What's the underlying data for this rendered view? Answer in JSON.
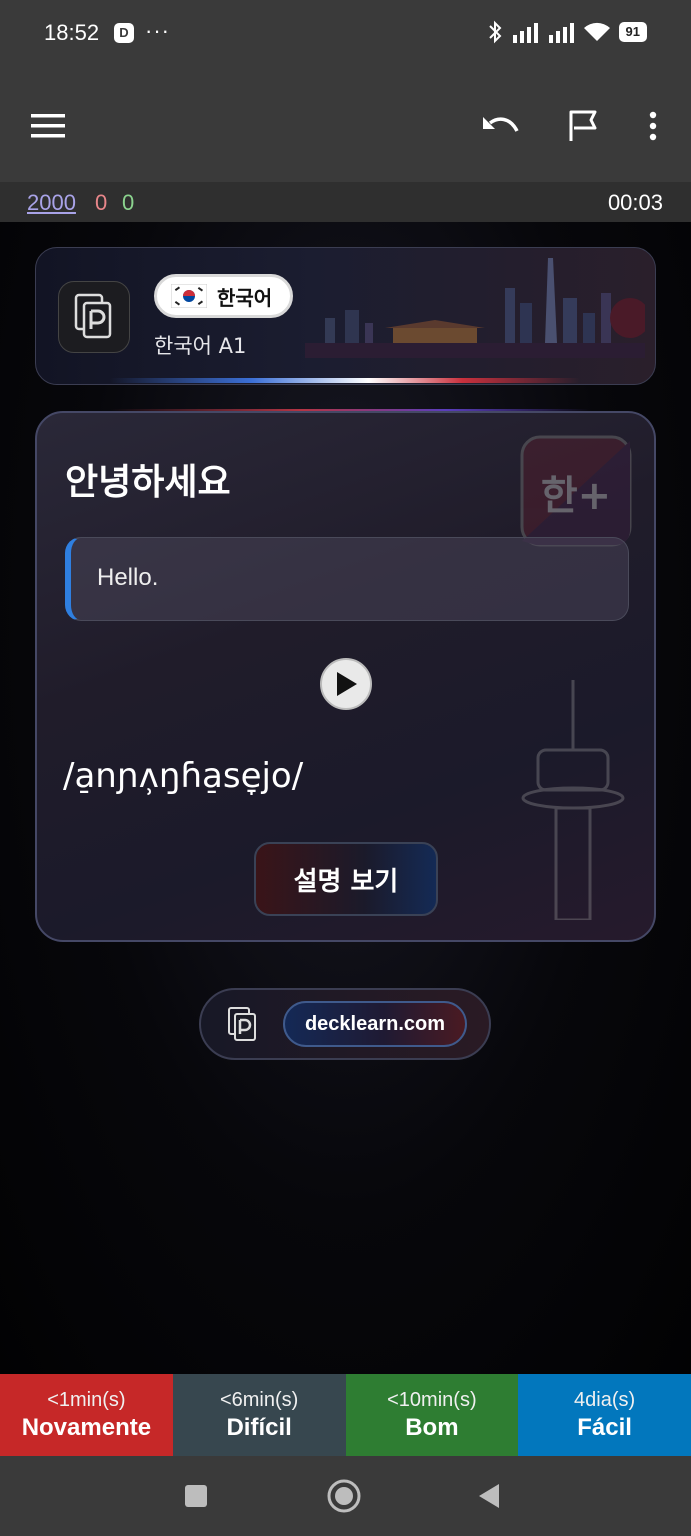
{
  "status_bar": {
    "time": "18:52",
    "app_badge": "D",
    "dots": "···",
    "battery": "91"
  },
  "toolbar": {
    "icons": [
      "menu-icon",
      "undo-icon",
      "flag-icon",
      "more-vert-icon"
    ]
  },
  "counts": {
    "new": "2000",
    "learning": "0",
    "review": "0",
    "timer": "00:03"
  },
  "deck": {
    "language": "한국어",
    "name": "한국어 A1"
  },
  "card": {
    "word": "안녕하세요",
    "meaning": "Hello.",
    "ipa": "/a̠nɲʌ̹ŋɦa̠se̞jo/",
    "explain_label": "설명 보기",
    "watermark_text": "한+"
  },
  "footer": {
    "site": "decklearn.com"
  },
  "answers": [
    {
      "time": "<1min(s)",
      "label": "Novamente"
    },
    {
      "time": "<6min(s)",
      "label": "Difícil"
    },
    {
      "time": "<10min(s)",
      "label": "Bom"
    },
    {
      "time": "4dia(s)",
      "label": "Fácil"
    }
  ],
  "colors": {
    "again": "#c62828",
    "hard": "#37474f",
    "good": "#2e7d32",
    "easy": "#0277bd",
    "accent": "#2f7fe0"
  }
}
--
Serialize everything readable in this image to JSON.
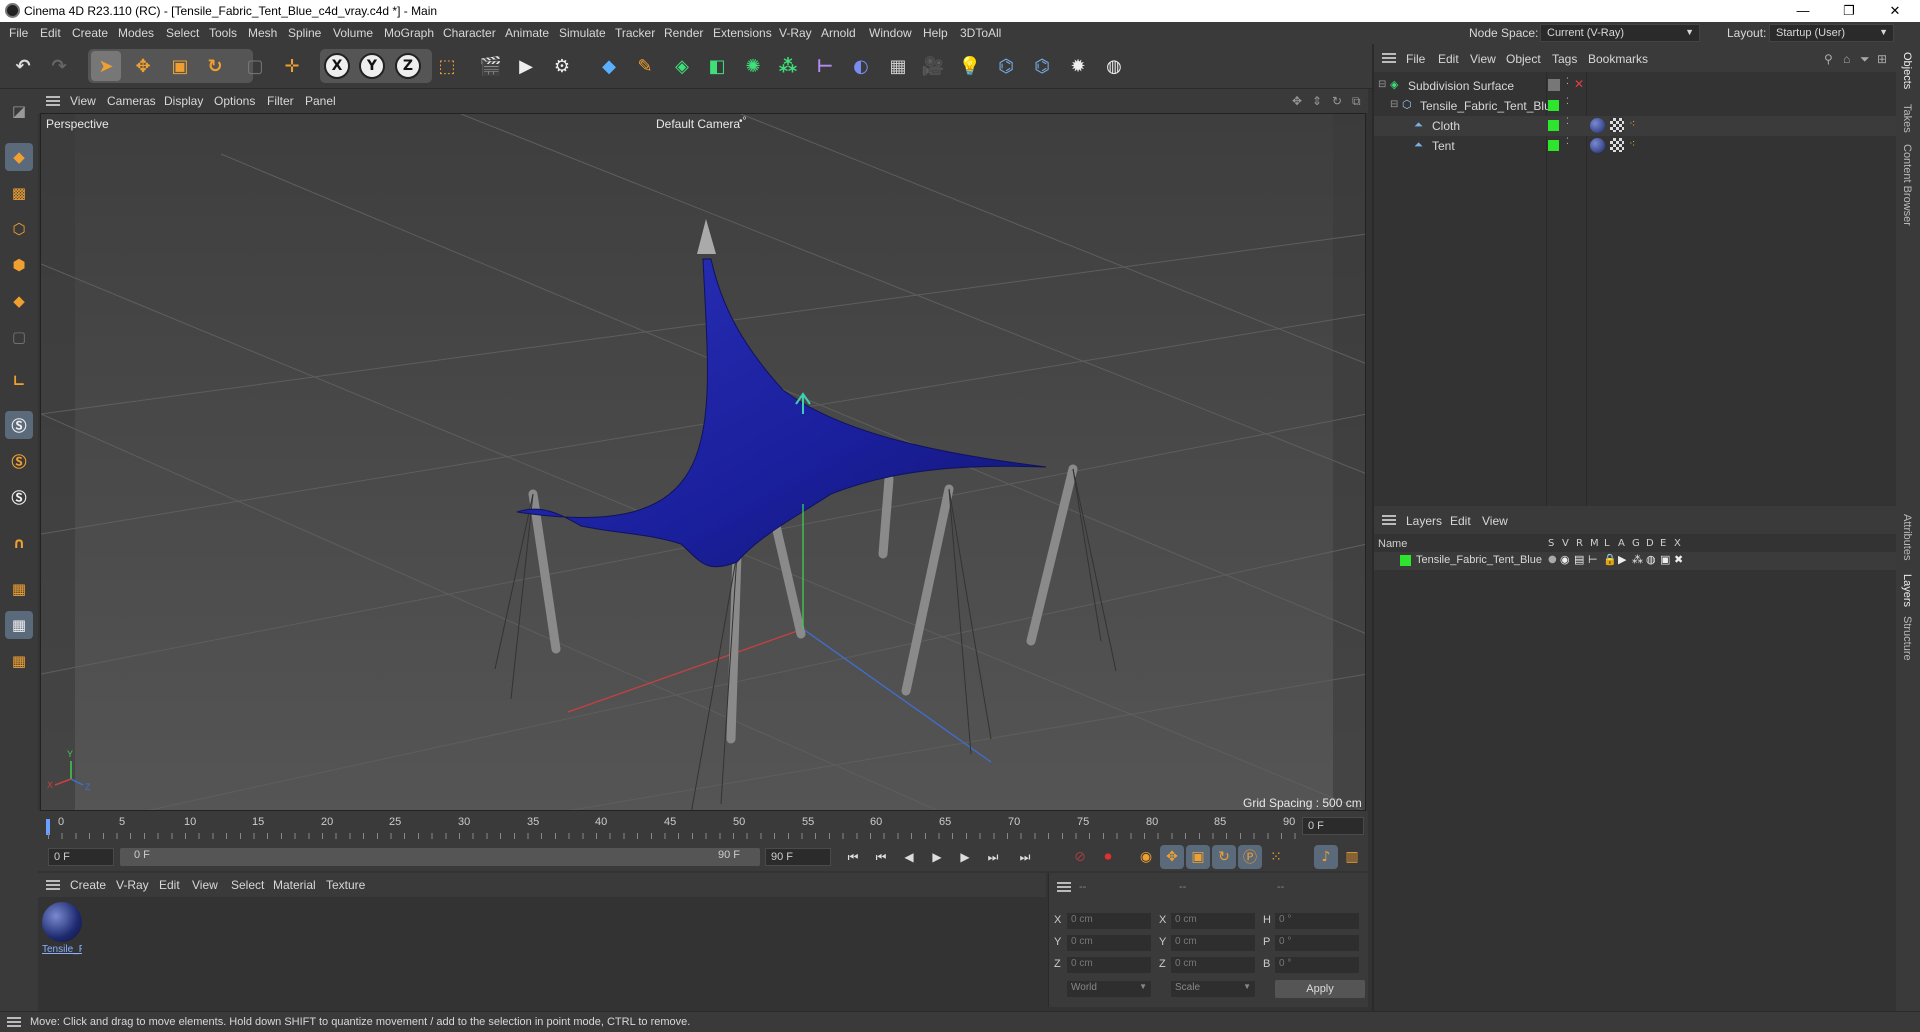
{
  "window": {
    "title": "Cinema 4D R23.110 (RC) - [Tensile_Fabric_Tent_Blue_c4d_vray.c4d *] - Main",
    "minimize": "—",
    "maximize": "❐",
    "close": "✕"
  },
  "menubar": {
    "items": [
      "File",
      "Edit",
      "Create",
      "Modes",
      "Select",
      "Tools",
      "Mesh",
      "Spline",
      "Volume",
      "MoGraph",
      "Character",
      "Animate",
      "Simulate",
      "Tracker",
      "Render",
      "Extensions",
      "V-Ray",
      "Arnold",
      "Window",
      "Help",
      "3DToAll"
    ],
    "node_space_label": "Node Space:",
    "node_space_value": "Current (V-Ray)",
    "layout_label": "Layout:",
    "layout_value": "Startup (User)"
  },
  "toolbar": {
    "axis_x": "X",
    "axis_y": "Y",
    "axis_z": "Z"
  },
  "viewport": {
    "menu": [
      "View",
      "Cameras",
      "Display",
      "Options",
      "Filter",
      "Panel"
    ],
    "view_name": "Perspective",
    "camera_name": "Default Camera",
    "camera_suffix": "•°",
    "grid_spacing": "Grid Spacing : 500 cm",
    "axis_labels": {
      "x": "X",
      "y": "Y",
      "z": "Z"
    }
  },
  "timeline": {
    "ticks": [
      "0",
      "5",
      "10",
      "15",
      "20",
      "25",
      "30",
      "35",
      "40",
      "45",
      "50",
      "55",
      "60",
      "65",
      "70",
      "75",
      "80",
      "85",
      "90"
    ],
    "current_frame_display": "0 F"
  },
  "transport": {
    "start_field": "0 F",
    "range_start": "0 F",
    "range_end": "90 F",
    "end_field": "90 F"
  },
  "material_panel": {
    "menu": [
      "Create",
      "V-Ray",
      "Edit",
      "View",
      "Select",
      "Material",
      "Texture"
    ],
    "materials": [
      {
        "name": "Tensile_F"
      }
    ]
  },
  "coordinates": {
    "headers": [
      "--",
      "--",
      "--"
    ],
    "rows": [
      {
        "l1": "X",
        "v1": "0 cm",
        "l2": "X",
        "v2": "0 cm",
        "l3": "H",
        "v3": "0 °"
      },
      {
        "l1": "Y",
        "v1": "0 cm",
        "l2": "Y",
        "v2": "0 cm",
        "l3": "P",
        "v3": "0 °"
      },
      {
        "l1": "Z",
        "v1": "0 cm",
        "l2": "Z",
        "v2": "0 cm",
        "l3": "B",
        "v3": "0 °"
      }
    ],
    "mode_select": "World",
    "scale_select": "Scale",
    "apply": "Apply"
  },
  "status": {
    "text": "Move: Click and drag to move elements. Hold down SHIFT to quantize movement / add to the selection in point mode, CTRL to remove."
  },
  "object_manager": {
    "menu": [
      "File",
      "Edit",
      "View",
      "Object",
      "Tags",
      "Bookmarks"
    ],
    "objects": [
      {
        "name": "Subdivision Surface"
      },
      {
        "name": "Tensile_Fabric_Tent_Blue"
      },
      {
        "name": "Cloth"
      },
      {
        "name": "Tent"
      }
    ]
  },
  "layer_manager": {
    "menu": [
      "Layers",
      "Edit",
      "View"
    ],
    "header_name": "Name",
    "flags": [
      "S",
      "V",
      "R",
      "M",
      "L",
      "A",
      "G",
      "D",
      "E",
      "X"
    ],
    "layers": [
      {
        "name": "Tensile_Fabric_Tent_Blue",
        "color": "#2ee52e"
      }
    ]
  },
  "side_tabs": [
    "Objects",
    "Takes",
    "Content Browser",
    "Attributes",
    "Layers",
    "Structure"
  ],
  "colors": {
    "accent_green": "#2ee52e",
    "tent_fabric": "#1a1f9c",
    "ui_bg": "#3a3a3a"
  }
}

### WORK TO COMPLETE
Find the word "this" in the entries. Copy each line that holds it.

### ANSWER SPACE
What's the underlying data for this rendered view? Answer in JSON.
Serialize everything readable in this image to JSON.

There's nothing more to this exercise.